Mentions: The subject was in the supine position with the arms along the trunk on a rigid table. The head was placed on a pillow in the midline position. The right knee was positioned at 10–20° of flexion so that ankle movement was little affected by activity of the bi-articular muscle (Figure 1). The right thigh and shin were firmly tied to the table with belts to minimize knee movement artifacts. The right foot was placed beyond the table surface so that the subject could freely move the right ankle. An electrogoniometer measuring right ankle movement in the sagittal plane was placed on the dorsal side of the right foot, and signals from the goniometer were amplified with a strain amplifier (DPM-601A; Kyowa Dengyo, Tokyo, Japan). Ag/AgCl bipolar surface electrodes recording electromyographic (EMG) activity were placed on the bellies of the right tibialis anterior (TA) and SOL muscles 3 cm apart. The recording site of the SOL muscle was distal to the border of the medial head of the gastrocnemius muscle and medial to the border of the calcaneal tendon, and approximately 5–10 cm above the superior aspect of the calcaneus. The recording electrodes of the TA muscle were placed over the site where the muscle was most prominently hardened under voluntary contraction. EMG signals were amplified (MEG-2100; Nihon Kohden, Tokyo, Japan) with a band pass filter from 15 Hz to 3 kHz. EMG signals and signals from the strain amplifier were converted to digital signals at a sampling rate of 5 kHz using an A/D converter (Unique Acquisition UAS3; Unique Medical, Tokyo, Japan) and stored in a PC.

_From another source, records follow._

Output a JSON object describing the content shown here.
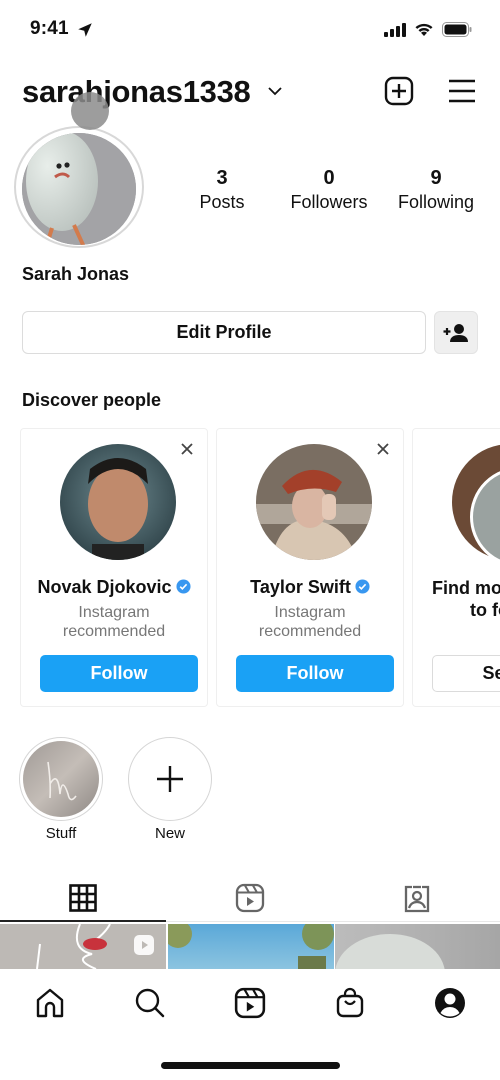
{
  "status_bar": {
    "time": "9:41",
    "icons": [
      "location-arrow-icon",
      "cellular-signal-icon",
      "wifi-icon",
      "battery-icon"
    ]
  },
  "header": {
    "username": "sarahjonas1338",
    "icons": [
      "chevron-down-icon",
      "new-post-icon",
      "menu-icon"
    ]
  },
  "profile": {
    "full_name": "Sarah Jonas",
    "stats": [
      {
        "value": "3",
        "label": "Posts"
      },
      {
        "value": "0",
        "label": "Followers"
      },
      {
        "value": "9",
        "label": "Following"
      }
    ],
    "edit_profile_label": "Edit Profile",
    "add_person_icon": "person-add-icon"
  },
  "discover": {
    "title": "Discover people",
    "cards": [
      {
        "name": "Novak Djokovic",
        "verified": true,
        "subtitle_line1": "Instagram",
        "subtitle_line2": "recommended",
        "button": "Follow"
      },
      {
        "name": "Taylor Swift",
        "verified": true,
        "subtitle_line1": "Instagram",
        "subtitle_line2": "recommended",
        "button": "Follow"
      },
      {
        "name": "Find more people",
        "name_line2": "to follow",
        "button": "See all"
      }
    ],
    "colors": {
      "follow_button": "#1aa1f5",
      "verified_badge": "#3897f0"
    }
  },
  "highlights": [
    {
      "label": "Stuff"
    },
    {
      "label": "New"
    }
  ],
  "tabs": [
    {
      "name": "posts-grid",
      "icon": "grid-icon",
      "active": true
    },
    {
      "name": "reels",
      "icon": "reels-icon",
      "active": false
    },
    {
      "name": "tagged",
      "icon": "tagged-icon",
      "active": false
    }
  ],
  "bottom_nav": [
    {
      "name": "home",
      "icon": "home-icon"
    },
    {
      "name": "search",
      "icon": "search-icon"
    },
    {
      "name": "reels",
      "icon": "reels-icon"
    },
    {
      "name": "shop",
      "icon": "shop-icon"
    },
    {
      "name": "profile",
      "icon": "profile-icon",
      "active": true
    }
  ]
}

Bottom Line: We investigated differences in corticospinal and spinal control between discrete and rhythmic ankle movements.Motor evoked potentials (MEPs) in the tibialis anterior and soleus muscles and soleus H-reflex were elicited in the middle of the plantar flexion phase during discrete ankle movement or in the initial or later cycles of rhythmic ankle movement.MEP amplitude in the tibialis anterior muscle during the later cycles of rhythmic movement was significantly larger than that during the initial cycle of the rhythmic movement or during discrete movement.

View Article: PubMed Central - PubMed

Affiliation: Graduate School of Comprehensive Rehabilitation, Osaka Prefecture University Habikino, Japan.

ABSTRACT
We investigated differences in corticospinal and spinal control between discrete and rhythmic ankle movements. Motor evoked potentials (MEPs) in the tibialis anterior and soleus muscles and soleus H-reflex were elicited in the middle of the plantar flexion phase during discrete ankle movement or in the initial or later cycles of rhythmic ankle movement. The H-reflex was evoked at an intensity eliciting a small M-wave and MEPs were elicited at an intensity of 1.2 times the motor threshold of the soleus MEPs. Only trials in which background EMG level, ankle angle, and ankle velocity were similar among the movement conditions were included for data analysis. In addition, only trials with a similar M-wave were included for data analysis in the experiment evoking H-reflexes. Results showed that H reflex and MEP amplitudes in the soleus muscle during discrete movement were not significantly different from those during rhythmic movement. MEP amplitude in the tibialis anterior muscle during the later cycles of rhythmic movement was significantly larger than that during the initial cycle of the rhythmic movement or during discrete movement. Higher corticospinal excitability in the tibialis anterior muscle during the later cycles of rhythmic movement may reflect changes in corticospinal control from the initial cycle to the later cycles of rhythmic movement.

No MeSH data available.


Related in: MedlinePlus